INTERNATIONAL JOURNAL OF OSTEOARCHAEOLOGY, vol.24, no.5, pp.570-582, 2014 (Journal Indexed in SSCI) identifier identifier

  • Publication Type: Article / Article
  • Volume: 24 Issue: 5
  • Publication Date: 2014
  • Doi Number: 10.1002/oa.2242
  • Title of Journal : INTERNATIONAL JOURNAL OF OSTEOARCHAEOLOGY
  • Page Numbers: pp.570-582
  • Keywords: 2nd to 3rd centuries ce, 8th to 10th centuries ce, Byzantine period, Central Italy, Turkey, leprosy, ancient DNA, MYCOBACTERIUM-LEPRAE, LEPROMATOUS LEPROSY, TUBERCULOSIS, AD, ANATOLIA, BCG, DNA

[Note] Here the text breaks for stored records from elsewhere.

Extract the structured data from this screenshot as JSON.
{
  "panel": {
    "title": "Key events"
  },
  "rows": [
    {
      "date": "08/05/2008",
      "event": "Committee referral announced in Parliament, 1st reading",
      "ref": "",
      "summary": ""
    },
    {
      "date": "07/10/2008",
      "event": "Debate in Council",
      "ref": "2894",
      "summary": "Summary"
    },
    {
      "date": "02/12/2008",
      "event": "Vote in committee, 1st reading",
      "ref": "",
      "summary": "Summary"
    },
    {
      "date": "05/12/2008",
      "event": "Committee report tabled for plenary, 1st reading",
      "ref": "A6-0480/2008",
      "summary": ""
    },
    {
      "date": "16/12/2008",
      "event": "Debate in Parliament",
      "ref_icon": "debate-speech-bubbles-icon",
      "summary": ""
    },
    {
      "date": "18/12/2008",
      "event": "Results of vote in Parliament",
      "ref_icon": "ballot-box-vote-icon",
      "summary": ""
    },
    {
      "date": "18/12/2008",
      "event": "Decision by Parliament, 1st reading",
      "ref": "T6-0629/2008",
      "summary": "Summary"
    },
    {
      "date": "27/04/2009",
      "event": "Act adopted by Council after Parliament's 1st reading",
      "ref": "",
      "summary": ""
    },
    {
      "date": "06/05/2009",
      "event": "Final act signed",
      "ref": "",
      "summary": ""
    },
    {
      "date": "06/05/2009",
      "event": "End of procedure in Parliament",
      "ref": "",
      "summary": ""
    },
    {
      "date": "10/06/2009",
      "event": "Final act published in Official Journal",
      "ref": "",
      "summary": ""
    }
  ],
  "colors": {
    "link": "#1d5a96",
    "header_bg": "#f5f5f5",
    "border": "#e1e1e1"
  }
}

Abstract

This study is based on the paleaopathology of leprosy on human skeletal remains and the detection of ancient Mycobacterium leprae DNA. Two cases of childhood leprosy were recognized. The first case was in a Roman necropolis at Martellona (Rome, Central Italy), dated to the 2nd to 3rd centuries ce. The skeleton of a child aged 4-5years, from tomb 162, is the youngest individual in Italy from this time period, with the clear rhino-maxillary syndrome and other bony changes indicative of leprosy. The second case from a burial at Kovuklukaya, in the Sinop region of Northern Turkey, was from the 8th to the 10th centuries, during the Byzantine era. The endocranium of a 4-5-month-old infant with new bone formationan indication of chronic inflammationwas positive for M. leprae DNA. Infant and childhood leprosy is uncommon today, and there is a scarcity of information in the osteoarchaeological literature of leprosy in the past, especially in children. The significance of these cases is that it adds to an understanding of the history of the disease in the former Roman Empire. It is hoped that over time sufficient data can be obtained to understand the epidemiological dynamics and clinical evolution of leprosy from the ancient period until today. Copyright (c) 2012 John Wiley & Sons, Ltd.